We earlier alluded to the small, seemingly insignificant objects that the architect and his team identified throughout the house and incorporated into the design, whether for practical or aesthetic reasons. The house as we first found it had no distinctive architectural element. It was left to the wooden doors, metal beams, old hammock hooks and even scrap metal from the old house to be scrubbed and strategically deployed. Wait, back up … scrap metal?
As construction began, one of our weekly photographic updates included this image. We didn’t give much thought to it, though, and we moved on. Now as I review the 1,200 or so pictures that we’ve collected (the most photographed house project in El Centro perhaps?) we think we see what this photo was foreshadowing.
It’s this cerebral approach to design that I like best about the architectural firm we enlisted. The architects (whose identities will be revealed eventually) work on the philosophy that a house’s history should be honored in a renovation. What first appeared to be a throwaway photo was actually foreshadowing this. Small bits of scrap metal were built into the wall where the outline of an old arch was also preserved, jutting out to catch the morning light and cast shadows on the chukúm in our enclosed courtyard/future tortoise sanctuary. (Since our first trip to Mérida, staying at Casa Esperanza, we saw Sergio and Claudette’s mopey little collection of tortoises living carefree in their courtyard and we knew we wanted some, too. Marc’s recent post about the vulnerability of these species when they lay eggs reminded us of how the enclosed center courtyard might be a safe haven for animals that might not make us sneeze or itch.)
Another piece of salvage, that was more significant to the architect than to us, was the base of a stove’s chimney in the wall. I had to really hunt through my photos to find an early image of it.
Here it was before we broke ground, camouflaged at the top of the wall over the sink. I never paid it any real mind. At some point in its history, this house was a doble, divided vertically to form two narrow units under one roof. Even the yard had a stone wall running down the middle. This was more of a utility room when we saw the house, but I can see how it was a second kitchen when two families split the residence.
And months later, during a particularly gruesome phase of construction from which we were thankfully absent, the roof is gone and there’s rubble everywhere. But the niche and the chimney base survive, and not by accident. They are two of the “witnesses bearing testimony to the house,” as the builder calls it.
This is the main wall of the kitchen. And look. Is that the same chimney? Did they move it? No. Looking more closely, I see it is new. And it directly faces the old chimney base across the room. Funny thing is, early on, the one thing I was hoping to salvage from the old house was the old concrete chimney.

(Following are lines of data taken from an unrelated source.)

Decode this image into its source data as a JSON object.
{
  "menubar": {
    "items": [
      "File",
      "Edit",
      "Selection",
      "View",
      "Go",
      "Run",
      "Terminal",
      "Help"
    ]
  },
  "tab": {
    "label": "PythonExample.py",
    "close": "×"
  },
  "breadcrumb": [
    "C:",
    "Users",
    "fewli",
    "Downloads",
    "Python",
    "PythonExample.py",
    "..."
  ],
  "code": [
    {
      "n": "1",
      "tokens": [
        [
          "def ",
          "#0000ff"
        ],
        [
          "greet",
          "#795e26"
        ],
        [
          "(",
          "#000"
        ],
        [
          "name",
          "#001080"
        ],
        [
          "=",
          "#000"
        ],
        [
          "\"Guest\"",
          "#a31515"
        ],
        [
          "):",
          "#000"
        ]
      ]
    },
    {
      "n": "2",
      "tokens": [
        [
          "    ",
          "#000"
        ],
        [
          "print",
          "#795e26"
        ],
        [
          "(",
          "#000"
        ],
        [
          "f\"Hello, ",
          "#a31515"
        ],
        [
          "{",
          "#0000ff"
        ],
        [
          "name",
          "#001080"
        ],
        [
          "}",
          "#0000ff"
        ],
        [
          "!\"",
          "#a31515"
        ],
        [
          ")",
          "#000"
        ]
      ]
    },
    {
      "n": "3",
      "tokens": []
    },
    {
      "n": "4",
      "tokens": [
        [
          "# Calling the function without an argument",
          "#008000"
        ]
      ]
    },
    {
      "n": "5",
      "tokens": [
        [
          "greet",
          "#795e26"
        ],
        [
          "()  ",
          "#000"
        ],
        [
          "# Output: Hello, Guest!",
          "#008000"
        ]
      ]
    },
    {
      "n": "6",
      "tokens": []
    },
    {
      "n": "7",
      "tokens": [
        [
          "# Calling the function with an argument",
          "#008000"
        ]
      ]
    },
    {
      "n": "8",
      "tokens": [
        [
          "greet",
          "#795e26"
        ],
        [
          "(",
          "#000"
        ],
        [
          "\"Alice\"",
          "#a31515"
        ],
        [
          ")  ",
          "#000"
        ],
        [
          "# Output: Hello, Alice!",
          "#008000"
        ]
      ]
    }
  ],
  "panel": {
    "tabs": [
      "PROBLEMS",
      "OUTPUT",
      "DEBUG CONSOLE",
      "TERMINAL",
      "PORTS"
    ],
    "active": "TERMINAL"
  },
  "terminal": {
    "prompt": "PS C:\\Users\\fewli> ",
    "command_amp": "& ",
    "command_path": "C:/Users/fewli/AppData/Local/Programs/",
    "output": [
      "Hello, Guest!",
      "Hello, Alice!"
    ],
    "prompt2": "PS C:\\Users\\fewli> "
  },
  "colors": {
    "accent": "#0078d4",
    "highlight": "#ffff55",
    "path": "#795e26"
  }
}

Here’s the original chimney in the original kitchen. I really loved it, but it was set too low. No one over five feet tall could properly use it, and it was sad to see it taken away. The new kitchen will use a modern stainless steel range hood, which will use a filter instead of a venting system. Still, they rebuilt the chimney’s base right where the original vent was. The house’s former existence as a doble will be honored. The remnants of two chimneys will continue to face each other in the unified house.